Eukaryotic translation initiation factor 4E (eIF4E) is an RNA-binding protein that binds to the m7GpppX-cap at the 5’ terminus of coding mRNAs to initiate cap-dependent translation. While all cells require cap-dependent translation, cancer cells become addicted to enhanced translational capacity, driving the production of oncogenic proteins involved in proliferation, evasion of apoptosis, metastasis, and angiogenesis among other cancerous phenotypes. Although many mechanisms lead to dysregulation of cap-dependent translation, the predominant paths are through hyperactivation of the PI3K-AKT-mTORC1, RAS-RAF-MAPK and MYC signaling pathways, all of which converge on eIF4E and cap-dependent mRNA translation initiation. Indeed, eIF4E is the rate-limiting translation factor and its activation, through enhanced expression, phosphorylation and/or aberration of its regulatory protein-protein interactions (PPI), has been shown to drive cancer initiation, progression, metastasis, and drug resistance, thereby establishing eIF4E as a translational oncogene and promising, albeit challenging, anti-cancer therapeutic target. The Garner lab is taking a multi-faceted approach for targeting eIF4E through the discovery, design and development of mechanistically distinct inhibitors of eIF4E and cap-dependent translation, including stapled peptide inhibitors of eIF4E PPIs, natural product inhibitors of eIF4E PPIs and small molecule inhibitors of eIF4E-cap binding.
mechanisms eIF4E inhib copy.png
Select publications“High-Throughput Chemical Probing of Full-Length Protein-Protein Interactions.” ACS Comb.

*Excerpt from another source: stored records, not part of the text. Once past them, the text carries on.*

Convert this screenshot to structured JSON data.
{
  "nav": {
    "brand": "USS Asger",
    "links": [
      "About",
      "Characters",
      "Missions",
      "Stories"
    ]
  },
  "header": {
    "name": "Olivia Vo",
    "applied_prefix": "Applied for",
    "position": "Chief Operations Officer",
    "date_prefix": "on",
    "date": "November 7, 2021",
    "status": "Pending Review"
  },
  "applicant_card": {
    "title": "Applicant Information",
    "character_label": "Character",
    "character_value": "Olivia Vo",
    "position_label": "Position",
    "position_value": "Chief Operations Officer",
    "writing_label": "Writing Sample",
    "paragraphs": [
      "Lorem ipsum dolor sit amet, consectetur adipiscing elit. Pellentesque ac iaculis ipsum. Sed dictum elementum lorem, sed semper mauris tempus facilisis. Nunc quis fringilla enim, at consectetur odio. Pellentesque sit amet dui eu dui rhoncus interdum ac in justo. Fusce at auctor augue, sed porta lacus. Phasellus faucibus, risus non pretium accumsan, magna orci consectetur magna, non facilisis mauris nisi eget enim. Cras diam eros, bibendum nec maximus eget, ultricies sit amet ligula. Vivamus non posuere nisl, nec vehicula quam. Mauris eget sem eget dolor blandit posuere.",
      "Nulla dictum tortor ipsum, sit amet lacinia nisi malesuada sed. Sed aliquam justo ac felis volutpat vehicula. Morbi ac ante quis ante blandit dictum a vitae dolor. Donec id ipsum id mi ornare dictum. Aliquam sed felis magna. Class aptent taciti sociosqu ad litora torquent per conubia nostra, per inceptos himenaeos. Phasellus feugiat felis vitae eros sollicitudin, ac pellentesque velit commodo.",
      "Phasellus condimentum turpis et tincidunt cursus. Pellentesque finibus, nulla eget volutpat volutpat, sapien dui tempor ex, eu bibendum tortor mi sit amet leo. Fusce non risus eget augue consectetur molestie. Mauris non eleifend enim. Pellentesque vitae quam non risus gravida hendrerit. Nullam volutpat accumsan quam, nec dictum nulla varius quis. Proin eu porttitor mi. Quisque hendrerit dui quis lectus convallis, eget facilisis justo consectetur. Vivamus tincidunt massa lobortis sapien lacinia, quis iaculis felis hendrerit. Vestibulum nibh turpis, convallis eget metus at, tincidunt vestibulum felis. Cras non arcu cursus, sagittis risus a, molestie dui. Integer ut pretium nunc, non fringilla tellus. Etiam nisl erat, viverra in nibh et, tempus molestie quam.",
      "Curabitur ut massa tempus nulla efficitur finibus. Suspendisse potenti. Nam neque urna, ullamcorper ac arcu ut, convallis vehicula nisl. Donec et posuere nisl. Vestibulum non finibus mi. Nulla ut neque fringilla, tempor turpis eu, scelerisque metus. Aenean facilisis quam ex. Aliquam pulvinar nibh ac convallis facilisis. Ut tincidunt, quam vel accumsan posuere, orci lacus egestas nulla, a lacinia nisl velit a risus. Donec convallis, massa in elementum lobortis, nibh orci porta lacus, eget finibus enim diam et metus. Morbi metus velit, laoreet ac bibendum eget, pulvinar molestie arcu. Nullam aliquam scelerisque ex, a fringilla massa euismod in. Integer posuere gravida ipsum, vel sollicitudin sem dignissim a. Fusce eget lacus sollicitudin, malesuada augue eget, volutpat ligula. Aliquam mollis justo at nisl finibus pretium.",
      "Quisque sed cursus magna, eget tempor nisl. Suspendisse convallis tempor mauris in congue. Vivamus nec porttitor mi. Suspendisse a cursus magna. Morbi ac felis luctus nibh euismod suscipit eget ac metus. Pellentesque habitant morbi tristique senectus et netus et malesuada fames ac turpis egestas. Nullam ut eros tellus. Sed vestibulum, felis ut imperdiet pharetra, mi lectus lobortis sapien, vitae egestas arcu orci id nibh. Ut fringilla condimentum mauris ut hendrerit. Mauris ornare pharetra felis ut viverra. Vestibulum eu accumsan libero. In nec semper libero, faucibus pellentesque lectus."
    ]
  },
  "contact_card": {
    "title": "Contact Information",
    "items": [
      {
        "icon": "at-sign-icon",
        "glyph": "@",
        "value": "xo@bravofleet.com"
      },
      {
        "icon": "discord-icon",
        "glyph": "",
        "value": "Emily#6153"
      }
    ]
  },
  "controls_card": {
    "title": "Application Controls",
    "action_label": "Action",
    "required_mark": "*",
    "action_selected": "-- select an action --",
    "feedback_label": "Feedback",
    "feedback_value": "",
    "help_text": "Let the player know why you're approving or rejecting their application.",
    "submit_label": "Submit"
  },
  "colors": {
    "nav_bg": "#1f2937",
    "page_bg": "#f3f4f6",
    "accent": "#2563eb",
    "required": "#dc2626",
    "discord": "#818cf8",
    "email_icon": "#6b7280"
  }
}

Sci. 201719, 763; “Synthesis of 7-Benzylguanosine Cap Analogue Conjugates for eIF4E Targeted Degradation.” Eur. J. Med. Chem. 2019166, 339; “Consideration of Binding Kinetics in the Design of Stapled Peptide Mimics of the Disordered Proteins Eukaryotic Translation Initiation Factor 4E-Binding Protein 1 and Eukaryotic Translation Initiation Factor 4G.” J. Med. Chem. 201962, 4967; “A Cell-Penetrant Lactam Stapled Peptide for Targeting eIF4E Protein-Protein Interactions.” Eur. J. Med. Chem. 2020205, 112655

Select Project 3: Chemoproteomic Profiling of Site-Selective Kinase-Substrate Interactions

As part of our efforts to investigate eIF4E and the regulation of cap-dependent translation in cancer drug discovery, we developed a chemoproteomic profiling technology for the discovery of site-selective kinase-substrate interactions, Phosphosite-Accurate Kinase-Substrate X-Linking Assay (PhAXA). Using this technology, we revealed, for the first time, the ability of CDK4/cyclin D to phosphorylate 4E-BP1, the endogenous inhibitor of eIF4E, and regulate cap-dependent translation. We are currently applying this technology to discover additional 4E-BP1 kinases that can be explored as potential combination therapies with mTOR and other eIF4E-targeted inhibitors.
Presentation1 copy.png
Select publications“Chemoproteomic Profiling Uncovers CDK4-Mediated Phosphorylation of the Translational Suppressor 4E-BP1.” Cell Chem. Biol. 201926, 980; “Cyclin-Dependent Kinase 4 Inhibits the Translational Repressor 4E-BP1 to Promote Cap-Dependent Translation During Mitosis-G1 Transition.” FEBS Lett2020594, 1307